Scott the painter is going to paint the floors of sixteen rooms. See the diagram?

Scott is in room 1. He can go through any door. See the doors? He can't return to any room once he has painted it: slow-drying paint! In what order should he paint the rooms? Obviously, #16 must be last.

## Solution

Discussion: This is an obvious guess-and-try problem, but its value is in teaching us not to assume too much.

Solving the Problem: If we try it a few times, or a lot of times, we find no success. And this will continue to be the case until we realize that we are making an unnecessary assumption, namely that Scott has to paint room #1 first. Try having him start someplace else.

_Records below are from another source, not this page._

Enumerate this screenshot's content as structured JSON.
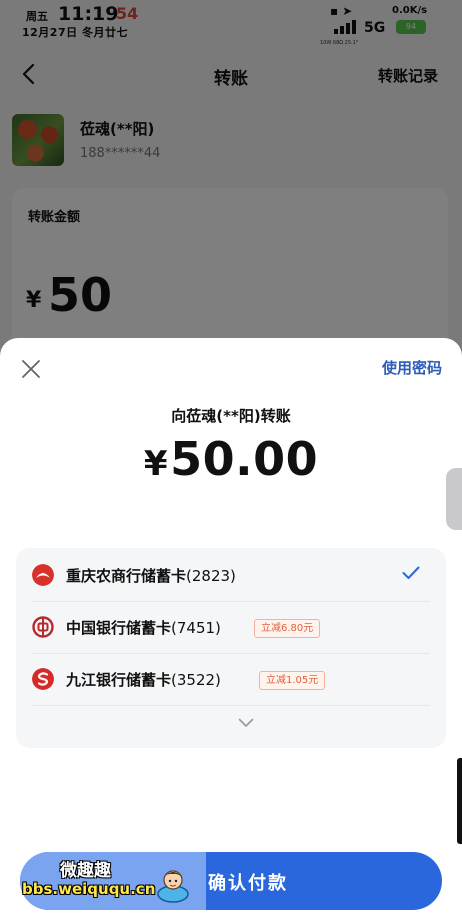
{
  "status_bar": {
    "weekday": "周五",
    "time": "11:19",
    "seconds": "54",
    "date": "12月27日 冬月廿七",
    "network": "5G",
    "speed": "0.0K/s",
    "battery": "94",
    "mini_text": "10W  68Ω   25.1°"
  },
  "nav": {
    "title": "转账",
    "right_link": "转账记录"
  },
  "payee": {
    "name": "莅魂(**阳)",
    "phone": "188******44"
  },
  "amount_card": {
    "label": "转账金额",
    "currency": "¥",
    "value": "50"
  },
  "sheet": {
    "use_password": "使用密码",
    "title": "向莅魂(**阳)转账",
    "currency": "¥",
    "amount": "50.00",
    "cards": [
      {
        "name": "重庆农商行储蓄卡",
        "number": "(2823)",
        "promo": "",
        "selected": true,
        "icon": "cqrcb-logo-icon",
        "color": "#d8312b"
      },
      {
        "name": "中国银行储蓄卡",
        "number": "(7451)",
        "promo": "立减6.80元",
        "selected": false,
        "icon": "boc-logo-icon",
        "color": "#b8292f"
      },
      {
        "name": "九江银行储蓄卡",
        "number": "(3522)",
        "promo": "立减1.05元",
        "selected": false,
        "icon": "jjccb-logo-icon",
        "color": "#d42a2a"
      }
    ],
    "confirm": "确认付款"
  },
  "watermark": {
    "cn": "微趣趣",
    "url": "bbs.weiququ.cn"
  },
  "colors": {
    "accent_blue": "#2b67dc",
    "password_link": "#2d5db8",
    "check": "#2b67dc",
    "promo": "#e0623f"
  }
}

Heuristics: #2, guess and try, and #17, check for hidden assumptions.

Using the Problem with Students: a. as an assignment, in-class or overnight. This problem's task is easily understood, and students are willing to dig in on it. If students are working on it in class, I'm ready for somebody to blurt out the question, "Does he have to start in room 1?", and that gives the game away--which is OK with me. The point is for students to see that they need to be on the watch for unnecessary assumptions, and if that gets brought out very soon, it's OK.

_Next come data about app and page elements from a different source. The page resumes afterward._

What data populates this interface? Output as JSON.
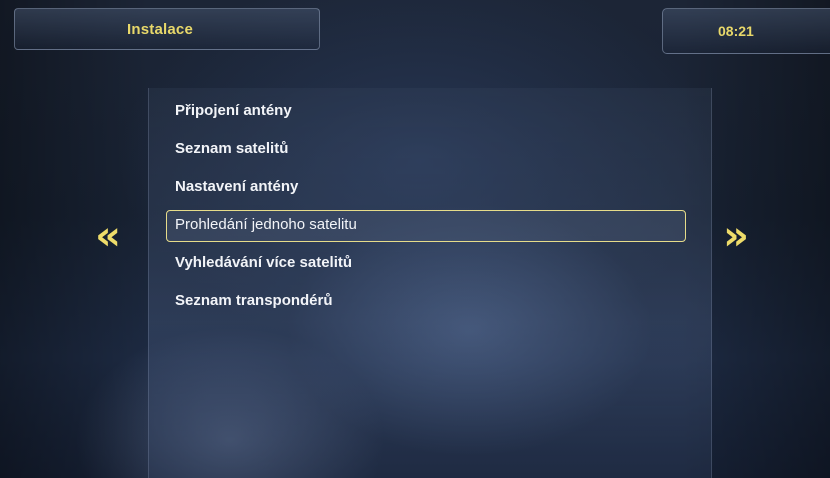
{
  "header": {
    "title": "Instalace",
    "time": "08:21"
  },
  "menu": {
    "items": [
      {
        "label": "Připojení antény",
        "selected": false
      },
      {
        "label": "Seznam satelitů",
        "selected": false
      },
      {
        "label": "Nastavení antény",
        "selected": false
      },
      {
        "label": "Prohledání jednoho satelitu",
        "selected": true
      },
      {
        "label": "Vyhledávání více satelitů",
        "selected": false
      },
      {
        "label": "Seznam transpondérů",
        "selected": false
      }
    ]
  },
  "navigation": {
    "prev_symbol": "«",
    "next_symbol": "»"
  },
  "colors": {
    "accent": "#e8d86a",
    "text": "#f2f4f8",
    "selection_border": "#e6dc8a"
  }
}
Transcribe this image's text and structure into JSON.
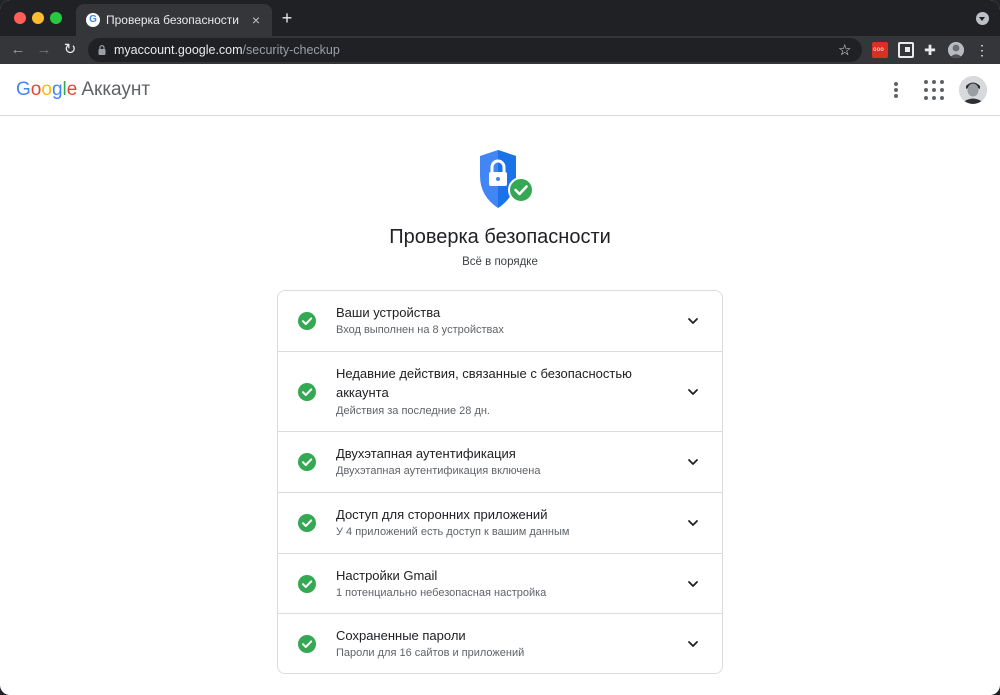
{
  "browser": {
    "tab_title": "Проверка безопасности",
    "tab_favicon": "G",
    "tab_close": "×",
    "new_tab": "+",
    "url_host": "myaccount.google.com",
    "url_path": "/security-checkup",
    "back": "←",
    "forward": "→",
    "reload": "↻",
    "star": "☆",
    "extension_puzzle": "✚",
    "extension_menu": "⋮",
    "ext_red_label": "ooo"
  },
  "header": {
    "logo": [
      "G",
      "o",
      "o",
      "g",
      "l",
      "e"
    ],
    "product": "Аккаунт"
  },
  "hero": {
    "title": "Проверка безопасности",
    "subtitle": "Всё в порядке"
  },
  "items": [
    {
      "title": "Ваши устройства",
      "description": "Вход выполнен на 8 устройствах"
    },
    {
      "title": "Недавние действия, связанные с безопасностью аккаунта",
      "description": "Действия за последние 28 дн."
    },
    {
      "title": "Двухэтапная аутентификация",
      "description": "Двухэтапная аутентификация включена"
    },
    {
      "title": "Доступ для сторонних приложений",
      "description": "У 4 приложений есть доступ к вашим данным"
    },
    {
      "title": "Настройки Gmail",
      "description": "1 потенциально небезопасная настройка"
    },
    {
      "title": "Сохраненные пароли",
      "description": "Пароли для 16 сайтов и приложений"
    }
  ],
  "colors": {
    "shield": "#4285f4",
    "check": "#34a853",
    "text_primary": "#202124",
    "text_secondary": "#5f6368"
  }
}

Modifying or Extending the Problem: This problem goes very fast, and once students see that they can start in rooms other than #1, it's natural to extend the problem right away. The question is, which rooms can Scott begin with so that he can paint them all, and which rooms won't work as starters? There's a pattern to be found, and some thinking to do about why that pattern works. (Stella would like to hear from anyone with a reason for this.)

A further extension is possible: What if there aren't 16 rooms, but 9, or 25, or some other perfect square? What if the room is rectangular?